(Records contained in a dataset)
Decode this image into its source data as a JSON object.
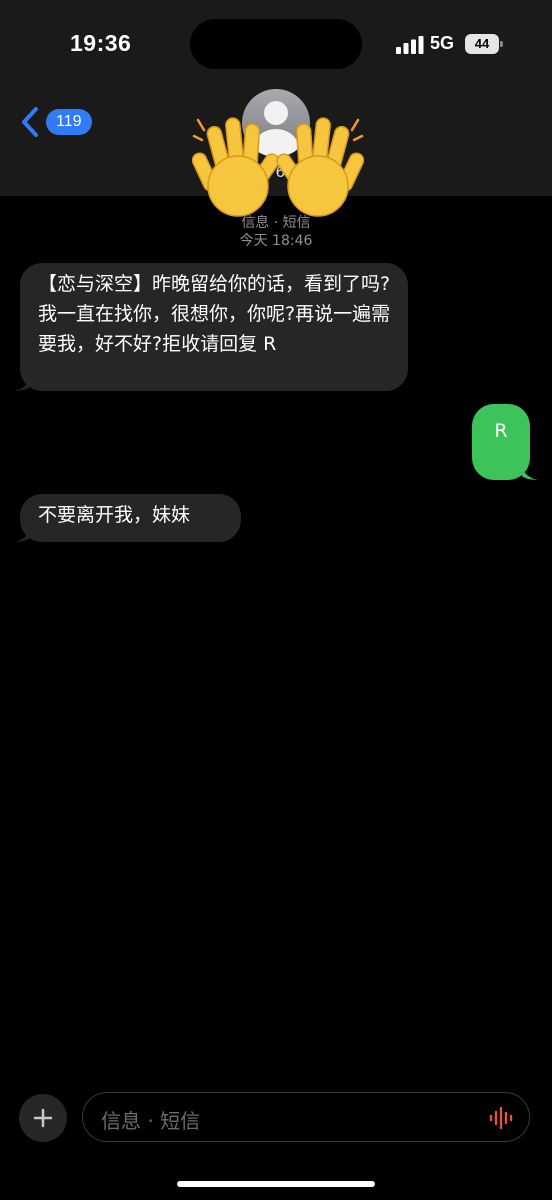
{
  "status_bar": {
    "time": "19:36",
    "network": "5G",
    "battery": "44"
  },
  "header": {
    "back_count": "119",
    "contact_partial": "76",
    "message_type": "信息 · 短信",
    "timestamp": "今天 18:46"
  },
  "messages": [
    {
      "direction": "incoming",
      "text": "【恋与深空】昨晚留给你的话，看到了吗?我一直在找你，很想你，你呢?再说一遍需要我，好不好?拒收请回复 R"
    },
    {
      "direction": "outgoing",
      "text": "R"
    },
    {
      "direction": "incoming",
      "text": "不要离开我，妹妹"
    }
  ],
  "composer": {
    "placeholder": "信息 · 短信"
  },
  "icons": {
    "back": "chevron-left-icon",
    "avatar": "person-avatar-icon",
    "hand": "raised-hands-emoji",
    "plus": "plus-icon",
    "mic": "audio-waveform-icon"
  },
  "colors": {
    "outgoing_bubble": "#3cc35a",
    "incoming_bubble": "#262628",
    "accent": "#2f7cf6"
  }
}
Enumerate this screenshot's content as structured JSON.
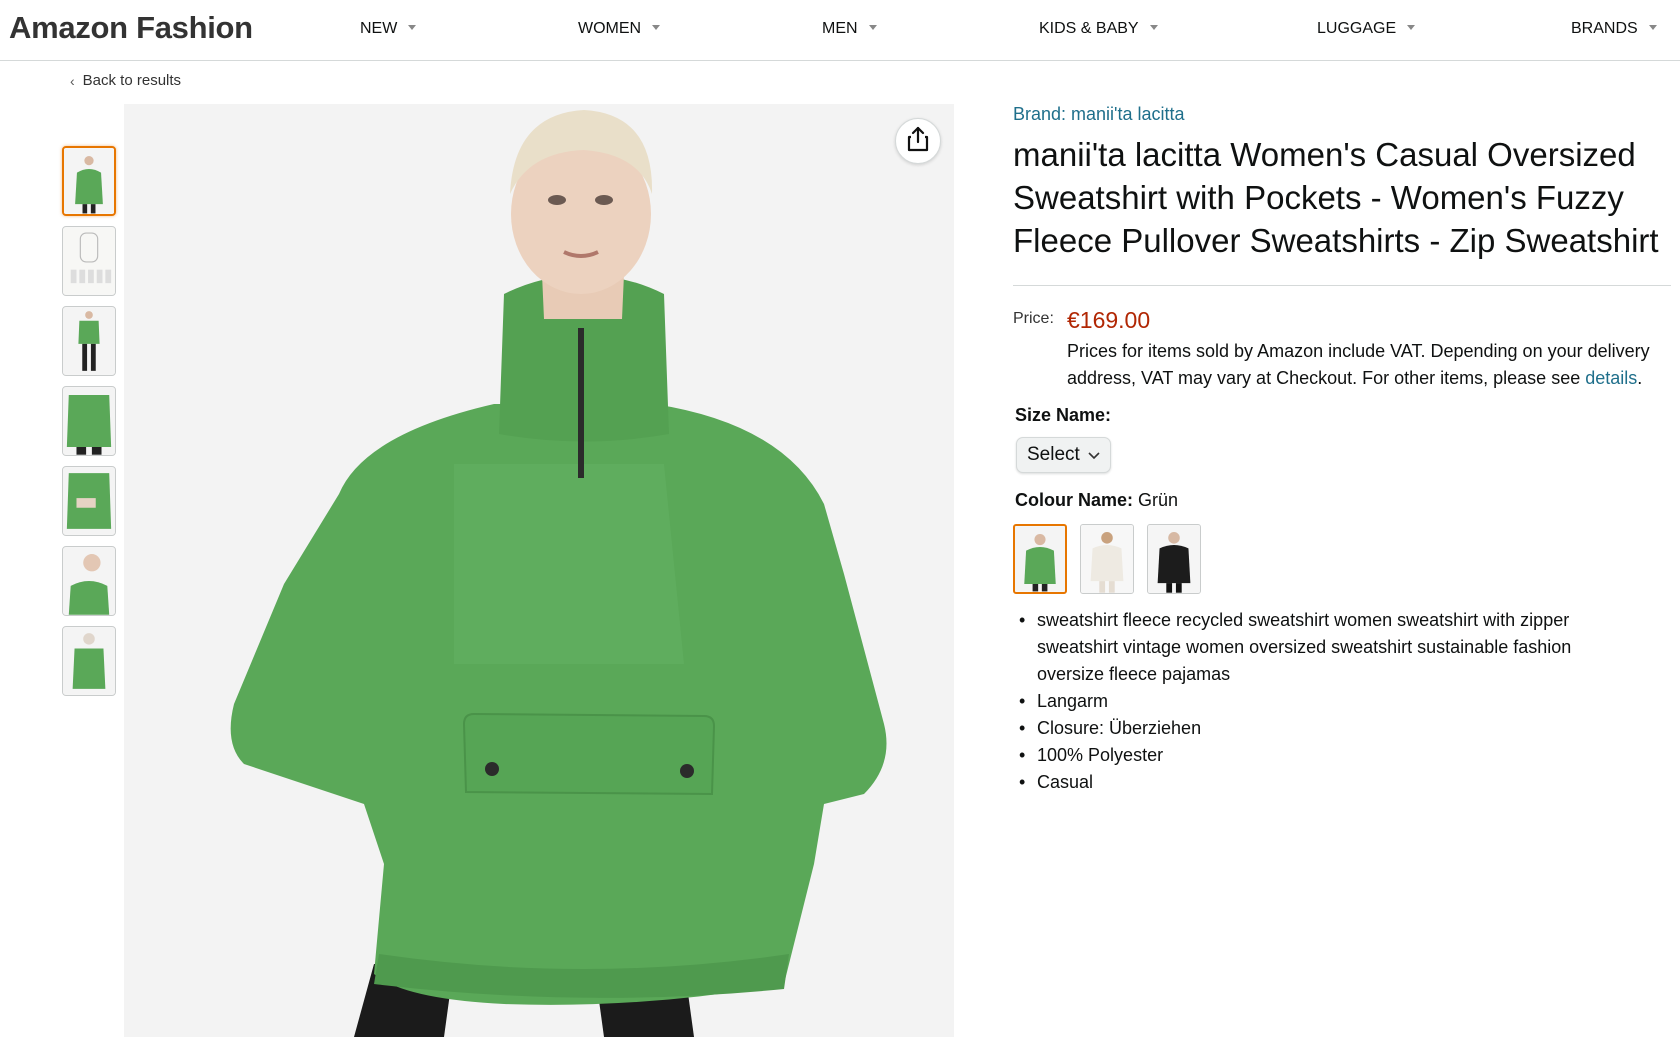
{
  "header": {
    "logo": "Amazon Fashion",
    "nav": [
      {
        "label": "NEW"
      },
      {
        "label": "WOMEN"
      },
      {
        "label": "MEN"
      },
      {
        "label": "KIDS & BABY"
      },
      {
        "label": "LUGGAGE"
      },
      {
        "label": "BRANDS"
      }
    ]
  },
  "back_link": "Back to results",
  "product": {
    "brand": "Brand: manii'ta lacitta",
    "title": "manii'ta lacitta Women's Casual Oversized Sweatshirt with Pockets - Women's Fuzzy Fleece Pullover Sweatshirts - Zip Sweatshirt",
    "price_label": "Price:",
    "price": "€169.00",
    "vat_note": "Prices for items sold by Amazon include VAT. Depending on your delivery address, VAT may vary at Checkout. For other items, please see",
    "details_link": "details",
    "details_period": ".",
    "size_label": "Size Name:",
    "size_select": "Select",
    "colour_label": "Colour Name:",
    "colour_value": "Grün",
    "bullets": [
      "sweatshirt fleece recycled sweatshirt women sweatshirt with zipper sweatshirt vintage women oversized sweatshirt sustainable fashion oversize fleece pajamas",
      "Langarm",
      "Closure: Überziehen",
      "100% Polyester",
      "Casual"
    ]
  },
  "colors": {
    "sweatshirt_green": "#5aa858",
    "price_red": "#b12704",
    "link_teal": "#1f6f8b",
    "selected_orange": "#e77600"
  },
  "icons": {
    "share": "share-icon",
    "back": "chevron-left-icon",
    "nav_caret": "caret-down-icon",
    "select_chevron": "chevron-down-icon"
  }
}
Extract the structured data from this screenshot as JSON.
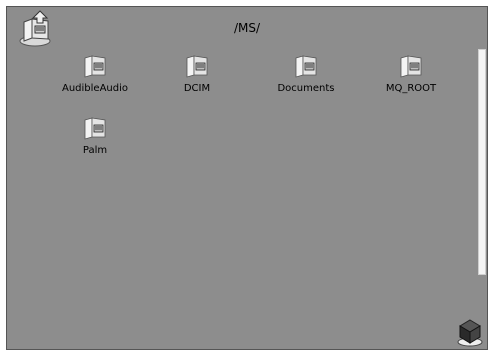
{
  "window": {
    "path": "/MS/"
  },
  "folders": [
    {
      "label": "AudibleAudio"
    },
    {
      "label": "DCIM"
    },
    {
      "label": "Documents"
    },
    {
      "label": "MQ_ROOT"
    },
    {
      "label": "Palm"
    }
  ],
  "icons": {
    "up": "folder-up-icon",
    "folder": "folder-icon",
    "corner": "cube-icon"
  }
}
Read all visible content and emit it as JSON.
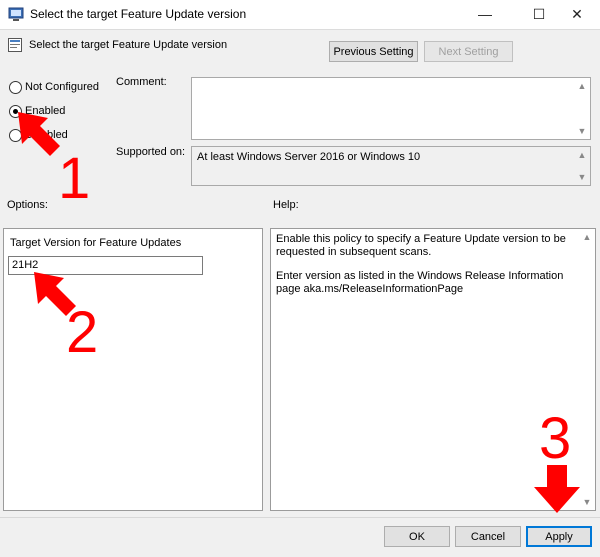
{
  "window": {
    "title": "Select the target Feature Update version",
    "min_glyph": "—",
    "max_glyph": "☐",
    "close_glyph": "✕"
  },
  "header": {
    "title": "Select the target Feature Update version",
    "prev_label": "Previous Setting",
    "next_label": "Next Setting"
  },
  "state": {
    "not_configured": "Not Configured",
    "enabled": "Enabled",
    "disabled": "Disabled",
    "selected": "enabled"
  },
  "comment": {
    "label": "Comment:",
    "value": ""
  },
  "supported": {
    "label": "Supported on:",
    "value": "At least Windows Server 2016 or Windows 10"
  },
  "options": {
    "label": "Options:",
    "field_label": "Target Version for Feature Updates",
    "field_value": "21H2"
  },
  "help": {
    "label": "Help:",
    "para1": "Enable this policy to specify a Feature Update version to be requested in subsequent scans.",
    "para2": "Enter version as listed in the Windows Release Information page aka.ms/ReleaseInformationPage"
  },
  "footer": {
    "ok_label": "OK",
    "cancel_label": "Cancel",
    "apply_label": "Apply"
  },
  "annotations": {
    "step1": "1",
    "step2": "2",
    "step3": "3",
    "color": "#ff0000"
  }
}
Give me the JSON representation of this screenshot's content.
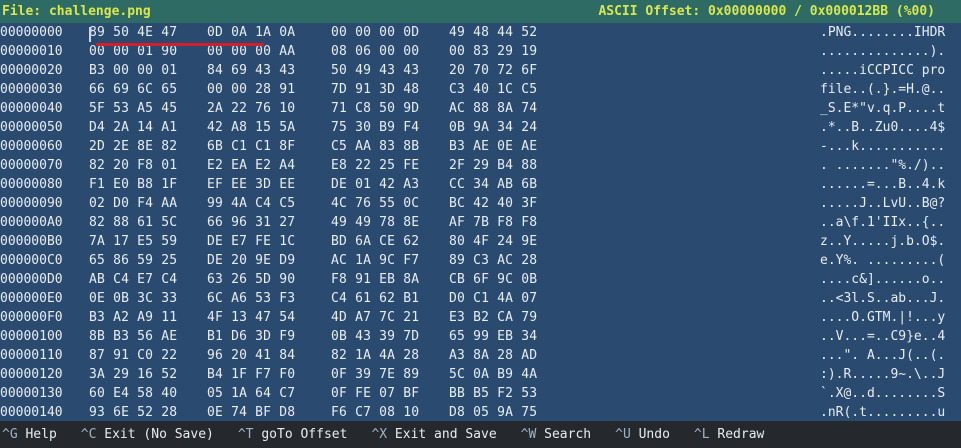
{
  "titlebar": {
    "file_label": "File: challenge.png",
    "offset_label": "ASCII Offset: 0x00000000 / 0x000012BB (%00)"
  },
  "colors": {
    "titlebar_bg": "#2f6b65",
    "title_text": "#d7e84f",
    "bg": "#2b4a6f",
    "status_bg": "#25282c",
    "marker": "#d21f2a"
  },
  "rows": [
    {
      "offset": "00000000",
      "g1": "89 50 4E 47",
      "g2": "0D 0A 1A 0A",
      "g3": "00 00 00 0D",
      "g4": "49 48 44 52",
      "ascii": ".PNG........IHDR"
    },
    {
      "offset": "00000010",
      "g1": "00 00 01 90",
      "g2": "00 00 00 AA",
      "g3": "08 06 00 00",
      "g4": "00 83 29 19",
      "ascii": "..............)."
    },
    {
      "offset": "00000020",
      "g1": "B3 00 00 01",
      "g2": "84 69 43 43",
      "g3": "50 49 43 43",
      "g4": "20 70 72 6F",
      "ascii": ".....iCCPICC pro"
    },
    {
      "offset": "00000030",
      "g1": "66 69 6C 65",
      "g2": "00 00 28 91",
      "g3": "7D 91 3D 48",
      "g4": "C3 40 1C C5",
      "ascii": "file..(.}.=H.@.."
    },
    {
      "offset": "00000040",
      "g1": "5F 53 A5 45",
      "g2": "2A 22 76 10",
      "g3": "71 C8 50 9D",
      "g4": "AC 88 8A 74",
      "ascii": "_S.E*\"v.q.P....t"
    },
    {
      "offset": "00000050",
      "g1": "D4 2A 14 A1",
      "g2": "42 A8 15 5A",
      "g3": "75 30 B9 F4",
      "g4": "0B 9A 34 24",
      "ascii": ".*..B..Zu0....4$"
    },
    {
      "offset": "00000060",
      "g1": "2D 2E 8E 82",
      "g2": "6B C1 C1 8F",
      "g3": "C5 AA 83 8B",
      "g4": "B3 AE 0E AE",
      "ascii": "-...k..........."
    },
    {
      "offset": "00000070",
      "g1": "82 20 F8 01",
      "g2": "E2 EA E2 A4",
      "g3": "E8 22 25 FE",
      "g4": "2F 29 B4 88",
      "ascii": ". .......\"%./).."
    },
    {
      "offset": "00000080",
      "g1": "F1 E0 B8 1F",
      "g2": "EF EE 3D EE",
      "g3": "DE 01 42 A3",
      "g4": "CC 34 AB 6B",
      "ascii": "......=...B..4.k"
    },
    {
      "offset": "00000090",
      "g1": "02 D0 F4 AA",
      "g2": "99 4A C4 C5",
      "g3": "4C 76 55 0C",
      "g4": "BC 42 40 3F",
      "ascii": ".....J..LvU..B@?"
    },
    {
      "offset": "000000A0",
      "g1": "82 88 61 5C",
      "g2": "66 96 31 27",
      "g3": "49 49 78 8E",
      "g4": "AF 7B F8 F8",
      "ascii": "..a\\f.1'IIx..{.."
    },
    {
      "offset": "000000B0",
      "g1": "7A 17 E5 59",
      "g2": "DE E7 FE 1C",
      "g3": "BD 6A CE 62",
      "g4": "80 4F 24 9E",
      "ascii": "z..Y.....j.b.O$."
    },
    {
      "offset": "000000C0",
      "g1": "65 86 59 25",
      "g2": "DE 20 9E D9",
      "g3": "AC 1A 9C F7",
      "g4": "89 C3 AC 28",
      "ascii": "e.Y%. .........("
    },
    {
      "offset": "000000D0",
      "g1": "AB C4 E7 C4",
      "g2": "63 26 5D 90",
      "g3": "F8 91 EB 8A",
      "g4": "CB 6F 9C 0B",
      "ascii": "....c&]......o.."
    },
    {
      "offset": "000000E0",
      "g1": "0E 0B 3C 33",
      "g2": "6C A6 53 F3",
      "g3": "C4 61 62 B1",
      "g4": "D0 C1 4A 07",
      "ascii": "..<3l.S..ab...J."
    },
    {
      "offset": "000000F0",
      "g1": "B3 A2 A9 11",
      "g2": "4F 13 47 54",
      "g3": "4D A7 7C 21",
      "g4": "E3 B2 CA 79",
      "ascii": "....O.GTM.|!...y"
    },
    {
      "offset": "00000100",
      "g1": "8B B3 56 AE",
      "g2": "B1 D6 3D F9",
      "g3": "0B 43 39 7D",
      "g4": "65 99 EB 34",
      "ascii": "..V...=..C9}e..4"
    },
    {
      "offset": "00000110",
      "g1": "87 91 C0 22",
      "g2": "96 20 41 84",
      "g3": "82 1A 4A 28",
      "g4": "A3 8A 28 AD",
      "ascii": "...\". A...J(..(."
    },
    {
      "offset": "00000120",
      "g1": "3A 29 16 52",
      "g2": "B4 1F F7 F0",
      "g3": "0F 39 7E 89",
      "g4": "5C 0A B9 4A",
      "ascii": ":).R.....9~.\\..J"
    },
    {
      "offset": "00000130",
      "g1": "60 E4 58 40",
      "g2": "05 1A 64 C7",
      "g3": "0F FE 07 BF",
      "g4": "BB B5 F2 53",
      "ascii": "`.X@..d........S"
    },
    {
      "offset": "00000140",
      "g1": "93 6E 52 28",
      "g2": "0E 74 BF D8",
      "g3": "F6 C7 08 10",
      "g4": "D8 05 9A 75",
      "ascii": ".nR(.t.........u"
    }
  ],
  "shortcuts": [
    {
      "key": "^G",
      "label": " Help"
    },
    {
      "key": "^C",
      "label": " Exit (No Save)"
    },
    {
      "key": "^T",
      "label": " goTo Offset"
    },
    {
      "key": "^X",
      "label": " Exit and Save"
    },
    {
      "key": "^W",
      "label": " Search"
    },
    {
      "key": "^U",
      "label": " Undo"
    },
    {
      "key": "^L",
      "label": " Redraw"
    }
  ]
}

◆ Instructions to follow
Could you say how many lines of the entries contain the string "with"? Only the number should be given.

◆ Problem solution
2